In the article, "Making Technology Democratic", Richard E. Sclove talks about how the evolution of technology as a whole, changes the lives of people, in terms of social and political participation, and human interaction. He moves on to talk about how and what is meant by "Technological Democracy."
Sclove posits that human interaction has become deserted as a result of the introduction of technology. Face-to-face interation decreases, thus weakens social ties (social alienation) and people's capacity to mobilize for political action (political disempowerment).This in turn, deepens social inequality. Scolve suggests that in order to solve this "social ills", it is essential to change in the way we "design, choose, and use" technology to produce a "complete democratic politics of technology." (p.87)
Since Sclove considers technology of one of the social structures that constitutes hisory, influences our daily lives, and interacts with other structures. It is necessary to make technology democratic, to put aside and look beyond short-term economic benefits, to give precedence to advancing democracy. We can do so by expanding the opportunity of civilian participation (from all walks of live) in shaping technological order. He proposes the following criteria for democratic technologies:
1. avoid technologies that supports authoritarian social relationships; 2. support disadvantaged individuals in participating in technologies; 3. eliminate adverse effects of technologies such as hampering local autonomy, and threatening to human health; 4. proposes global technological pluralism, and egalitarian political decentralization.
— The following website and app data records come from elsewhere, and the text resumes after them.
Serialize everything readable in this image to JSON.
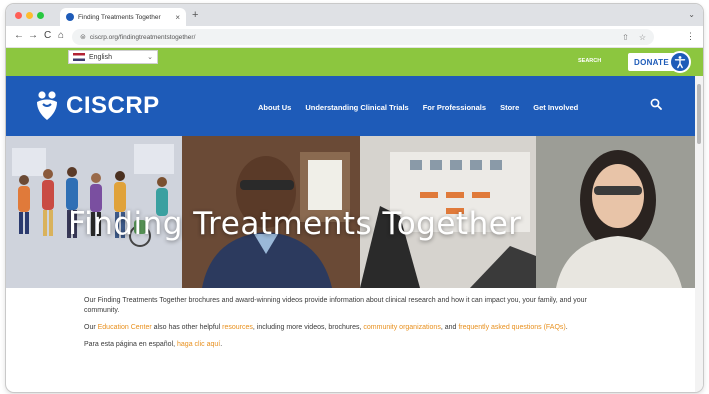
{
  "browser": {
    "tab_title": "Finding Treatments Together",
    "tab_close": "×",
    "new_tab": "+",
    "tab_menu": "⌄",
    "url": "ciscrp.org/findingtreatmentstogether/",
    "omni_share": "⇧",
    "omni_star": "☆",
    "menu": "⋮",
    "nav": {
      "back": "←",
      "forward": "→",
      "reload": "C",
      "home": "⌂"
    }
  },
  "utility": {
    "language": "English",
    "language_caret": "⌄",
    "link": "SEARCH",
    "donate": "DONATE"
  },
  "nav": {
    "logo": "CISCRP",
    "links": [
      "About Us",
      "Understanding Clinical Trials",
      "For Professionals",
      "Store",
      "Get Involved"
    ]
  },
  "hero": {
    "title": "Finding Treatments Together"
  },
  "content": {
    "p1": "Our Finding Treatments Together brochures and award-winning videos provide information about clinical research and how it can impact you, your family, and your community.",
    "p2_a": "Our ",
    "p2_link1": "Education Center",
    "p2_b": " also has other helpful ",
    "p2_link2": "resources",
    "p2_c": ", including more videos, brochures, ",
    "p2_link3": "community organizations",
    "p2_d": ", and ",
    "p2_link4": "frequently asked questions (FAQs)",
    "p2_e": ".",
    "p3_a": "Para esta página en español, ",
    "p3_link": "haga clic aquí",
    "p3_b": "."
  },
  "colors": {
    "green": "#8cc63f",
    "blue": "#1e5bb8",
    "orange_link": "#e8901e"
  }
}
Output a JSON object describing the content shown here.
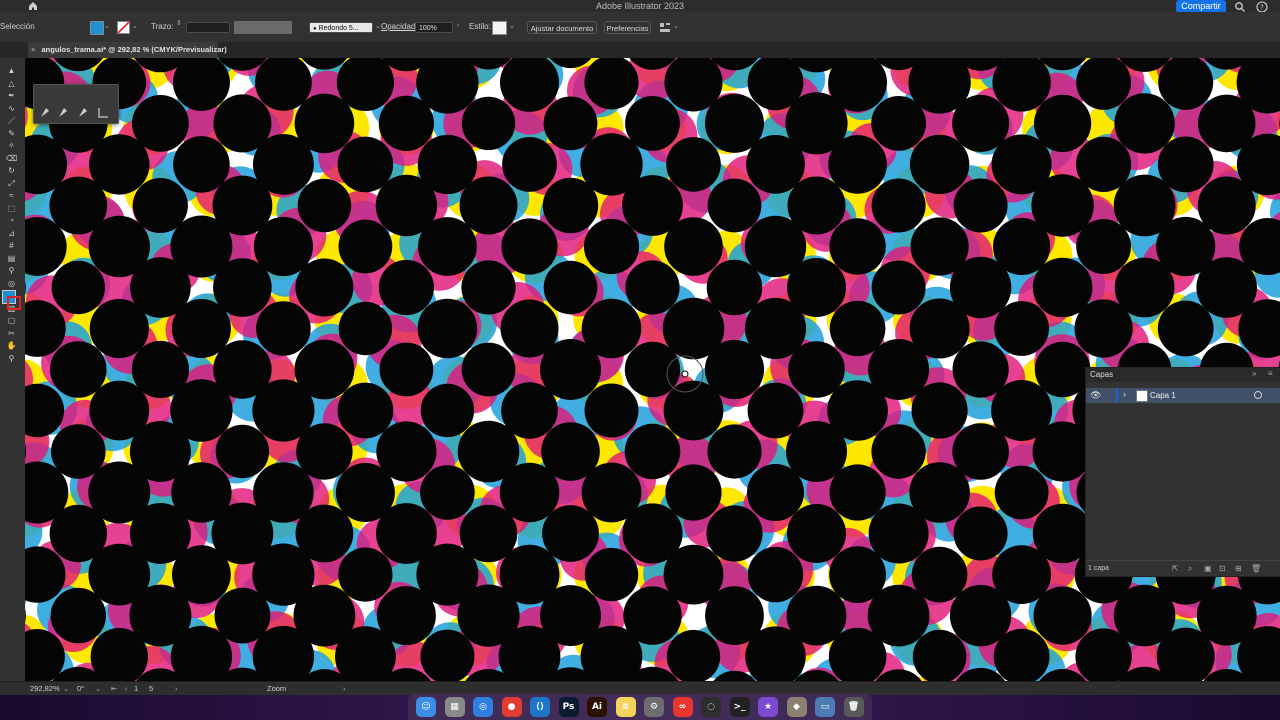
{
  "app": {
    "window_title": "Adobe Illustrator 2023",
    "share_label": "Compartir"
  },
  "control_bar": {
    "selection_label": "Selección",
    "fill_color": "#1e90d4",
    "stroke_label": "Trazo:",
    "brush_value": "Redondo 5...",
    "opacity_label": "Opacidad:",
    "opacity_value": "100%",
    "style_label": "Estilo:",
    "adjust_document_label": "Ajustar documento",
    "preferences_label": "Preferencias"
  },
  "document": {
    "tab_title": "angulos_trama.ai* @ 292,82 % (CMYK/Previsualizar)",
    "close_glyph": "×"
  },
  "tools": [
    "selection-tool",
    "direct-selection-tool",
    "pen-tool",
    "curvature-tool",
    "line-tool",
    "paintbrush-tool",
    "shaper-tool",
    "eraser-tool",
    "rotate-tool",
    "scale-tool",
    "warp-tool",
    "free-transform-tool",
    "shape-builder-tool",
    "perspective-tool",
    "mesh-tool",
    "gradient-tool",
    "eyedropper-tool",
    "blend-tool",
    "symbol-sprayer-tool",
    "column-graph-tool",
    "artboard-tool",
    "slice-tool",
    "hand-tool",
    "zoom-tool"
  ],
  "layers_panel": {
    "title": "Capas",
    "layer_name": "Capa 1",
    "footer_count": "1 capa"
  },
  "status_bar": {
    "zoom": "292,82%",
    "rotation": "0°",
    "artboard": "1",
    "page_nav": "5",
    "mode": "Zoom"
  },
  "canvas": {
    "colors": {
      "cyan": "#1ea0dc",
      "magenta": "#e2197a",
      "yellow": "#ffe800",
      "black": "#050505"
    }
  },
  "dock": [
    {
      "name": "finder",
      "glyph": "☺",
      "color": "#3a8ee6"
    },
    {
      "name": "launchpad",
      "glyph": "▦",
      "color": "#8a8a8a"
    },
    {
      "name": "safari",
      "glyph": "◎",
      "color": "#2f7fe0"
    },
    {
      "name": "chrome",
      "glyph": "●",
      "color": "#e23b2f"
    },
    {
      "name": "vscode",
      "glyph": "⟨⟩",
      "color": "#1f76c8"
    },
    {
      "name": "photoshop",
      "glyph": "Ps",
      "color": "#0b1b31"
    },
    {
      "name": "illustrator",
      "glyph": "Ai",
      "color": "#2b1200"
    },
    {
      "name": "notes",
      "glyph": "≡",
      "color": "#f2d45c"
    },
    {
      "name": "system-preferences",
      "glyph": "⚙",
      "color": "#6d6d6d"
    },
    {
      "name": "creative-cloud",
      "glyph": "∞",
      "color": "#e8352f"
    },
    {
      "name": "activity",
      "glyph": "◌",
      "color": "#2d2d2d"
    },
    {
      "name": "terminal",
      "glyph": ">_",
      "color": "#222222"
    },
    {
      "name": "imovie",
      "glyph": "★",
      "color": "#7a4bd1"
    },
    {
      "name": "gimp",
      "glyph": "◆",
      "color": "#8c8070"
    },
    {
      "name": "preview",
      "glyph": "▭",
      "color": "#4d7bb3"
    },
    {
      "name": "trash",
      "glyph": "🗑",
      "color": "#5a5a5a"
    }
  ]
}
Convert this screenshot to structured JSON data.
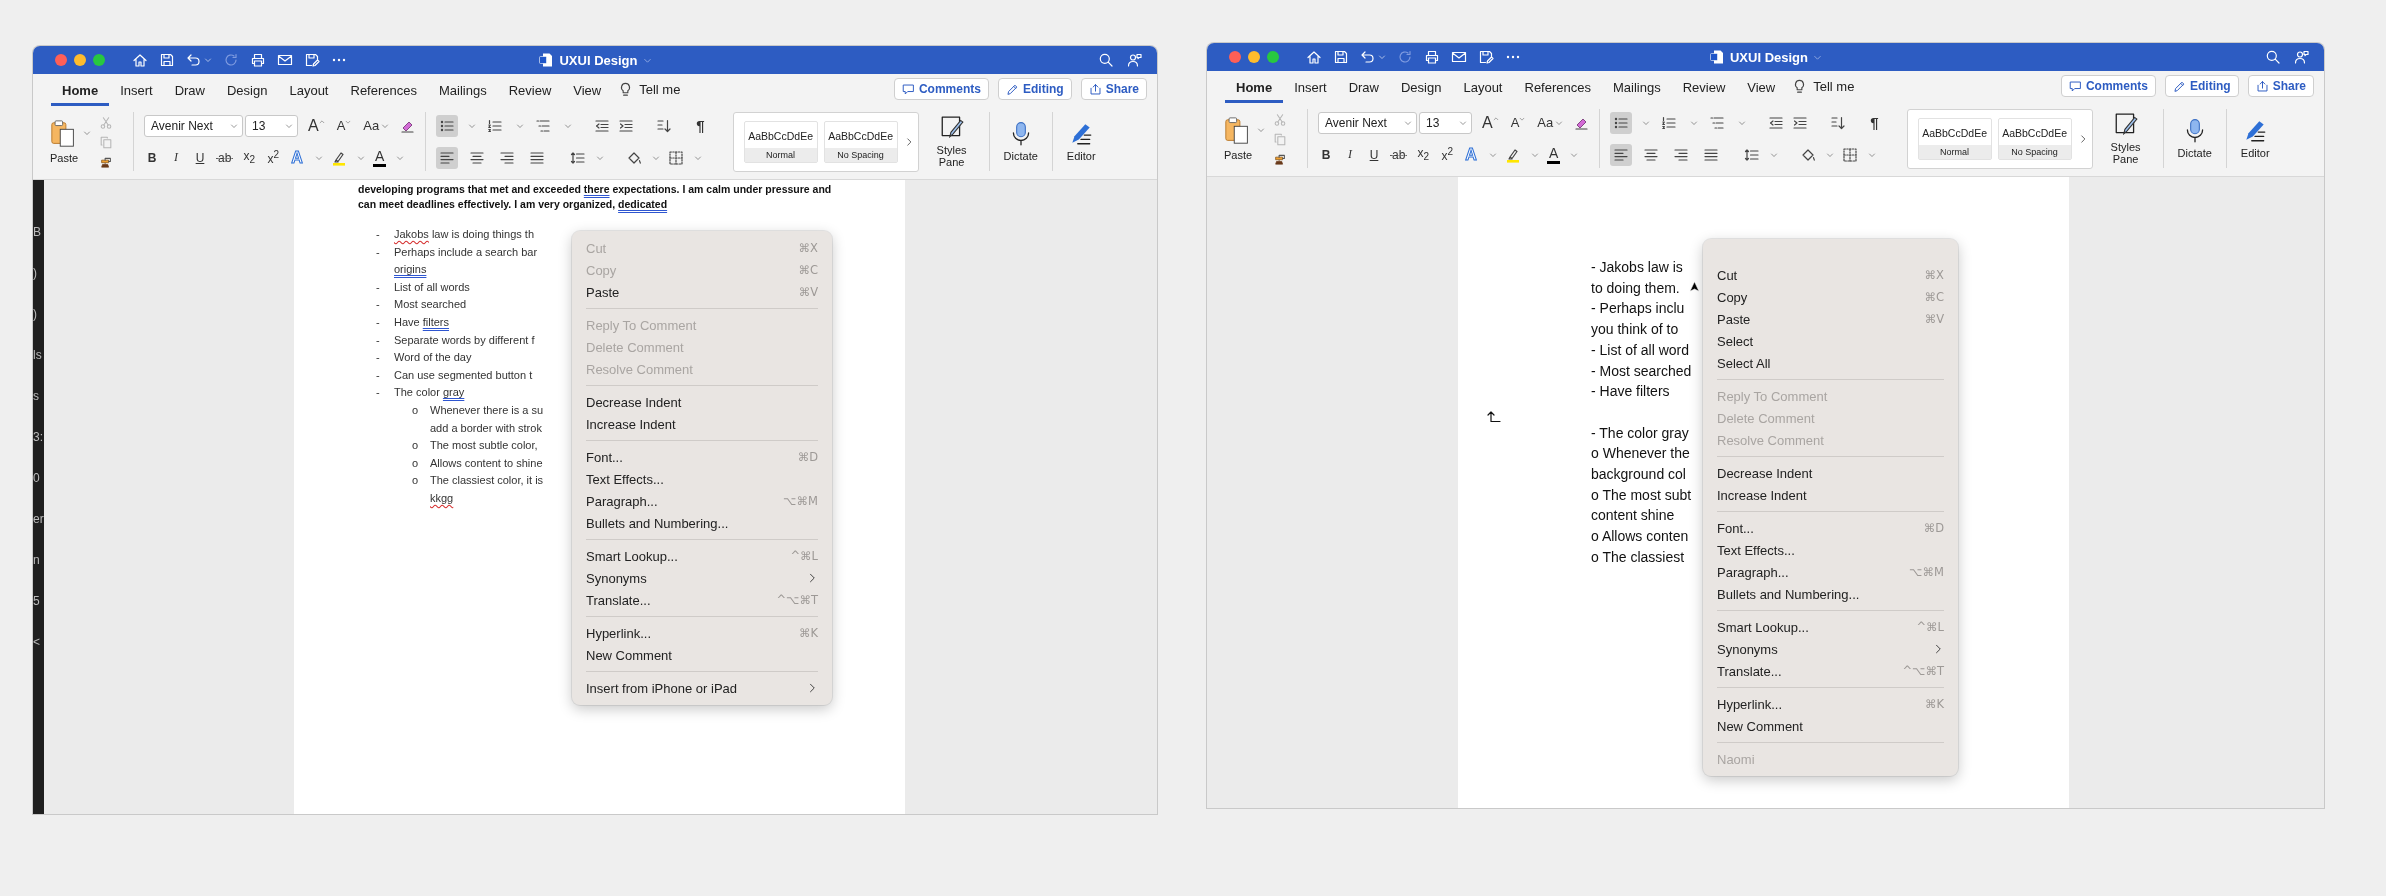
{
  "windows": [
    {
      "title": "UXUI Design",
      "quick_access": [
        {
          "kind": "home",
          "disabled": false
        },
        {
          "kind": "save",
          "disabled": false
        },
        {
          "kind": "undo",
          "disabled": false
        },
        {
          "kind": "redo",
          "disabled": true
        },
        {
          "kind": "print",
          "disabled": false
        },
        {
          "kind": "mail",
          "disabled": false
        },
        {
          "kind": "saveas",
          "disabled": false
        },
        {
          "kind": "more",
          "disabled": false
        }
      ],
      "tabs": [
        {
          "label": "Home",
          "selected": true
        },
        {
          "label": "Insert",
          "selected": false
        },
        {
          "label": "Draw",
          "selected": false
        },
        {
          "label": "Design",
          "selected": false
        },
        {
          "label": "Layout",
          "selected": false
        },
        {
          "label": "References",
          "selected": false
        },
        {
          "label": "Mailings",
          "selected": false
        },
        {
          "label": "Review",
          "selected": false
        },
        {
          "label": "View",
          "selected": false
        }
      ],
      "tell_me": "Tell me",
      "actions": [
        {
          "kind": "comments",
          "label": "Comments"
        },
        {
          "kind": "editing",
          "label": "Editing"
        },
        {
          "kind": "share",
          "label": "Share"
        }
      ],
      "ribbon": {
        "paste": "Paste",
        "clipboard_tools": [
          {
            "kind": "cut",
            "disabled": true
          },
          {
            "kind": "copy",
            "disabled": true
          },
          {
            "kind": "painter",
            "disabled": false
          }
        ],
        "font_name": "Avenir Next",
        "font_size": "13",
        "grow_font": "A",
        "shrink_font": "A",
        "change_case": "Aa",
        "format_buttons": [
          "B",
          "I",
          "U",
          "ab",
          "x$_{2}$",
          "x$^{2}$"
        ],
        "text_effects": "A",
        "font_color": "A",
        "list_buttons": [
          {
            "kind": "bullets",
            "selected": true
          },
          {
            "kind": "numbering",
            "selected": false
          },
          {
            "kind": "multilevel",
            "selected": false
          }
        ],
        "show_marks": "¶",
        "align_buttons": [
          {
            "kind": "left",
            "selected": true
          },
          {
            "kind": "center",
            "selected": false
          },
          {
            "kind": "right",
            "selected": false
          },
          {
            "kind": "justify",
            "selected": false
          }
        ],
        "styles": [
          {
            "sample": "AaBbCcDdEe",
            "name": "Normal"
          },
          {
            "sample": "AaBbCcDdEe",
            "name": "No Spacing"
          }
        ],
        "styles_pane": "Styles Pane",
        "dictate": "Dictate",
        "editor": "Editor"
      },
      "side_strip": {
        "fragments": [
          "B",
          ")",
          ")",
          "ls",
          "s",
          "3:",
          "0",
          "er",
          "n",
          "5",
          "<"
        ]
      },
      "document": {
        "kind": "outline",
        "intro": [
          [
            {
              "kind": "plain",
              "text": "developing programs that met and exceeded "
            },
            {
              "kind": "grammar",
              "text": "there"
            },
            {
              "kind": "plain",
              "text": " expectations. I am calm under pressure and"
            }
          ],
          [
            {
              "kind": "plain",
              "text": "can meet deadlines effectively. I am very organized, "
            },
            {
              "kind": "grammar",
              "text": "dedicated"
            }
          ]
        ],
        "items": [
          {
            "marker": "-",
            "lines": [
              [
                {
                  "kind": "spelling",
                  "text": "Jakobs"
                },
                {
                  "kind": "plain",
                  "text": " law is doing things th"
                }
              ]
            ]
          },
          {
            "marker": "-",
            "lines": [
              [
                {
                  "kind": "plain",
                  "text": "Perhaps include a search bar"
                }
              ],
              [
                {
                  "kind": "grammar",
                  "text": "origins"
                }
              ]
            ]
          },
          {
            "marker": "-",
            "lines": [
              [
                {
                  "kind": "plain",
                  "text": "List of all words"
                }
              ]
            ]
          },
          {
            "marker": "-",
            "lines": [
              [
                {
                  "kind": "plain",
                  "text": "Most searched"
                }
              ]
            ]
          },
          {
            "marker": "-",
            "lines": [
              [
                {
                  "kind": "plain",
                  "text": "Have "
                },
                {
                  "kind": "grammar",
                  "text": "filters"
                }
              ]
            ]
          },
          {
            "marker": "-",
            "lines": [
              [
                {
                  "kind": "plain",
                  "text": "Separate words by different f"
                }
              ]
            ]
          },
          {
            "marker": "-",
            "lines": [
              [
                {
                  "kind": "plain",
                  "text": "Word of the day"
                }
              ]
            ]
          },
          {
            "marker": "-",
            "lines": [
              [
                {
                  "kind": "plain",
                  "text": "Can use segmented button t"
                }
              ]
            ]
          },
          {
            "marker": "-",
            "lines": [
              [
                {
                  "kind": "plain",
                  "text": "The color "
                },
                {
                  "kind": "grammar",
                  "text": "gray"
                }
              ]
            ],
            "children": [
              {
                "marker": "o",
                "lines": [
                  [
                    {
                      "kind": "plain",
                      "text": "Whenever there is a su"
                    }
                  ],
                  [
                    {
                      "kind": "plain",
                      "text": "add a border with strok"
                    }
                  ]
                ]
              },
              {
                "marker": "o",
                "lines": [
                  [
                    {
                      "kind": "plain",
                      "text": "The most subtle color,"
                    }
                  ]
                ]
              },
              {
                "marker": "o",
                "lines": [
                  [
                    {
                      "kind": "plain",
                      "text": "Allows content to shine"
                    }
                  ]
                ]
              },
              {
                "marker": "o",
                "lines": [
                  [
                    {
                      "kind": "plain",
                      "text": "The classiest color, it is"
                    }
                  ],
                  [
                    {
                      "kind": "spelling",
                      "text": "kkgg"
                    }
                  ]
                ]
              }
            ]
          }
        ]
      },
      "context_menu": [
        {
          "kind": "item",
          "label": "Cut",
          "shortcut": "⌘X",
          "disabled": true,
          "submenu": false
        },
        {
          "kind": "item",
          "label": "Copy",
          "shortcut": "⌘C",
          "disabled": true,
          "submenu": false
        },
        {
          "kind": "item",
          "label": "Paste",
          "shortcut": "⌘V",
          "disabled": false,
          "submenu": false
        },
        {
          "kind": "separator"
        },
        {
          "kind": "item",
          "label": "Reply To Comment",
          "disabled": true,
          "submenu": false
        },
        {
          "kind": "item",
          "label": "Delete Comment",
          "disabled": true,
          "submenu": false
        },
        {
          "kind": "item",
          "label": "Resolve Comment",
          "disabled": true,
          "submenu": false
        },
        {
          "kind": "separator"
        },
        {
          "kind": "item",
          "label": "Decrease Indent",
          "disabled": false,
          "submenu": false
        },
        {
          "kind": "item",
          "label": "Increase Indent",
          "disabled": false,
          "submenu": false
        },
        {
          "kind": "separator"
        },
        {
          "kind": "item",
          "label": "Font...",
          "shortcut": "⌘D",
          "disabled": false,
          "submenu": false
        },
        {
          "kind": "item",
          "label": "Text Effects...",
          "disabled": false,
          "submenu": false
        },
        {
          "kind": "item",
          "label": "Paragraph...",
          "shortcut": "⌥⌘M",
          "disabled": false,
          "submenu": false
        },
        {
          "kind": "item",
          "label": "Bullets and Numbering...",
          "disabled": false,
          "submenu": false
        },
        {
          "kind": "separator"
        },
        {
          "kind": "item",
          "label": "Smart Lookup...",
          "shortcut": "^⌘L",
          "disabled": false,
          "submenu": false
        },
        {
          "kind": "item",
          "label": "Synonyms",
          "disabled": false,
          "submenu": true
        },
        {
          "kind": "item",
          "label": "Translate...",
          "shortcut": "^⌥⌘T",
          "disabled": false,
          "submenu": false
        },
        {
          "kind": "separator"
        },
        {
          "kind": "item",
          "label": "Hyperlink...",
          "shortcut": "⌘K",
          "disabled": false,
          "submenu": false
        },
        {
          "kind": "item",
          "label": "New Comment",
          "disabled": false,
          "submenu": false
        },
        {
          "kind": "separator"
        },
        {
          "kind": "item",
          "label": "Insert from iPhone or iPad",
          "disabled": false,
          "submenu": true
        }
      ]
    },
    {
      "title": "UXUI Design",
      "quick_access": [
        {
          "kind": "home",
          "disabled": false
        },
        {
          "kind": "save",
          "disabled": false
        },
        {
          "kind": "undo",
          "disabled": false
        },
        {
          "kind": "redo",
          "disabled": true
        },
        {
          "kind": "print",
          "disabled": false
        },
        {
          "kind": "mail",
          "disabled": false
        },
        {
          "kind": "saveas",
          "disabled": false
        },
        {
          "kind": "more",
          "disabled": false
        }
      ],
      "tabs": [
        {
          "label": "Home",
          "selected": true
        },
        {
          "label": "Insert",
          "selected": false
        },
        {
          "label": "Draw",
          "selected": false
        },
        {
          "label": "Design",
          "selected": false
        },
        {
          "label": "Layout",
          "selected": false
        },
        {
          "label": "References",
          "selected": false
        },
        {
          "label": "Mailings",
          "selected": false
        },
        {
          "label": "Review",
          "selected": false
        },
        {
          "label": "View",
          "selected": false
        }
      ],
      "tell_me": "Tell me",
      "actions": [
        {
          "kind": "comments",
          "label": "Comments"
        },
        {
          "kind": "editing",
          "label": "Editing"
        },
        {
          "kind": "share",
          "label": "Share"
        }
      ],
      "ribbon": {
        "paste": "Paste",
        "clipboard_tools": [
          {
            "kind": "cut",
            "disabled": true
          },
          {
            "kind": "copy",
            "disabled": true
          },
          {
            "kind": "painter",
            "disabled": false
          }
        ],
        "font_name": "Avenir Next",
        "font_size": "13",
        "grow_font": "A",
        "shrink_font": "A",
        "change_case": "Aa",
        "format_buttons": [
          "B",
          "I",
          "U",
          "ab",
          "x$_{2}$",
          "x$^{2}$"
        ],
        "text_effects": "A",
        "font_color": "A",
        "list_buttons": [
          {
            "kind": "bullets",
            "selected": true
          },
          {
            "kind": "numbering",
            "selected": false
          },
          {
            "kind": "multilevel",
            "selected": false
          }
        ],
        "show_marks": "¶",
        "align_buttons": [
          {
            "kind": "left",
            "selected": true
          },
          {
            "kind": "center",
            "selected": false
          },
          {
            "kind": "right",
            "selected": false
          },
          {
            "kind": "justify",
            "selected": false
          }
        ],
        "styles": [
          {
            "sample": "AaBbCcDdEe",
            "name": "Normal"
          },
          {
            "sample": "AaBbCcDdEe",
            "name": "No Spacing"
          }
        ],
        "styles_pane": "Styles Pane",
        "dictate": "Dictate",
        "editor": "Editor"
      },
      "document": {
        "kind": "plain",
        "lines": [
          {
            "kind": "line",
            "text": "- Jakobs law is"
          },
          {
            "kind": "line",
            "text": "to doing them."
          },
          {
            "kind": "line",
            "text": "- Perhaps inclu"
          },
          {
            "kind": "line",
            "text": "you think of to"
          },
          {
            "kind": "line",
            "text": "- List of all word"
          },
          {
            "kind": "line",
            "text": "- Most searched"
          },
          {
            "kind": "line",
            "text": "- Have filters"
          },
          {
            "kind": "blank"
          },
          {
            "kind": "line",
            "text": "- The color gray"
          },
          {
            "kind": "line",
            "text": "o Whenever the"
          },
          {
            "kind": "line",
            "text": "background col"
          },
          {
            "kind": "line",
            "text": "o The most subt"
          },
          {
            "kind": "line",
            "text": "content shine"
          },
          {
            "kind": "line",
            "text": "o Allows conten"
          },
          {
            "kind": "line",
            "text": "o The classiest"
          }
        ]
      },
      "context_menu": [
        {
          "kind": "item",
          "label": "Cut",
          "shortcut": "⌘X",
          "disabled": false,
          "submenu": false
        },
        {
          "kind": "item",
          "label": "Copy",
          "shortcut": "⌘C",
          "disabled": false,
          "submenu": false
        },
        {
          "kind": "item",
          "label": "Paste",
          "shortcut": "⌘V",
          "disabled": false,
          "submenu": false
        },
        {
          "kind": "item",
          "label": "Select",
          "disabled": false,
          "submenu": false
        },
        {
          "kind": "item",
          "label": "Select All",
          "disabled": false,
          "submenu": false
        },
        {
          "kind": "separator"
        },
        {
          "kind": "item",
          "label": "Reply To Comment",
          "disabled": true,
          "submenu": false
        },
        {
          "kind": "item",
          "label": "Delete Comment",
          "disabled": true,
          "submenu": false
        },
        {
          "kind": "item",
          "label": "Resolve Comment",
          "disabled": true,
          "submenu": false
        },
        {
          "kind": "separator"
        },
        {
          "kind": "item",
          "label": "Decrease Indent",
          "disabled": false,
          "submenu": false
        },
        {
          "kind": "item",
          "label": "Increase Indent",
          "disabled": false,
          "submenu": false
        },
        {
          "kind": "separator"
        },
        {
          "kind": "item",
          "label": "Font...",
          "shortcut": "⌘D",
          "disabled": false,
          "submenu": false
        },
        {
          "kind": "item",
          "label": "Text Effects...",
          "disabled": false,
          "submenu": false
        },
        {
          "kind": "item",
          "label": "Paragraph...",
          "shortcut": "⌥⌘M",
          "disabled": false,
          "submenu": false
        },
        {
          "kind": "item",
          "label": "Bullets and Numbering...",
          "disabled": false,
          "submenu": false
        },
        {
          "kind": "separator"
        },
        {
          "kind": "item",
          "label": "Smart Lookup...",
          "shortcut": "^⌘L",
          "disabled": false,
          "submenu": false
        },
        {
          "kind": "item",
          "label": "Synonyms",
          "disabled": false,
          "submenu": true
        },
        {
          "kind": "item",
          "label": "Translate...",
          "shortcut": "^⌥⌘T",
          "disabled": false,
          "submenu": false
        },
        {
          "kind": "separator"
        },
        {
          "kind": "item",
          "label": "Hyperlink...",
          "shortcut": "⌘K",
          "disabled": false,
          "submenu": false
        },
        {
          "kind": "item",
          "label": "New Comment",
          "disabled": false,
          "submenu": false
        },
        {
          "kind": "separator"
        },
        {
          "kind": "item",
          "label": "Naomi",
          "disabled": true,
          "submenu": false
        }
      ]
    }
  ]
}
Sclove says that technology would be made more democratic if ALL levels of society could participate in the deign and development of democratic technologies. And although he points out the criteria for determining democratic technology, he has not mentioned HOW we could reach these goals. For instance, if decentralization would be implemented, who would be in charge of organizing those different democratic mechanisms of different social aspects or structures, so that they could be carried out effectively in the society as a whole? It is also essential that people in certain industry have knowlege in technology in order to provide applicable procedures and design. Is it possible to equip everybody with the necessary skill to do this job?
There are many questions to ponder and many questions to solve before we could reach the "ideal" state of democratic technology that Sclove describes. This article certainly provides with us something to aim at in terms of the future of technology, but it leaves us too many "how tos" along the way.
Jesse Drew criticizes the so-called "free" and "interactive" aspects of the Internet are not as good as they sound. The freedom of choice given to consumers via the net in purchasing things is actually limited by the scope of products available from the seller. The mechanism of using credit card in purchasing is more of a one-way flow and sale than interative. He also states that the Internet has become a new channel for companies to make money. It has certainly deviated from the initial proposal to make decentralized communication more open and relatively cheaper for computer users.
He sees the democratic media is not democratic. The right to make critical engineering decisions have fallen into the hands of industrialists, specialists, and politicians, and the public, including the trade unions, immigrant and minority organizations have little or no voice during the process. He concludes by suggesting that people themselves, not technology should be the medium to transform society.
Since in this article, Jesse Drew also mention other means of communications like radio and television, he touches lightly on the effects of the information superhighway on us. Nevertheless, he gives some of the most fundamental yet crucial criticisms of this technology. I agree with him that Internet has become superficial as a means of free communications. People who uses the computers "think" or "believe" that they are enjoying free information over the internet. In fact, the choices that they are given is very limited, depending on the provider of such service or product. The big decision makers lie in the hands of corporate entreprenuer and policians. I think it is good warning for readers that we should not be passive users, but to bring ourselves out of this "fantasy", so that we could see it more clearly and begin to ponder who's really in control of the internet.
Simiar to Sclove's article, Drew pushes the readers to make use of the technology to bring about change. But I think it is also important to mention those who do not have access to the technology and try to come up with a solution on how they could participate in the social change.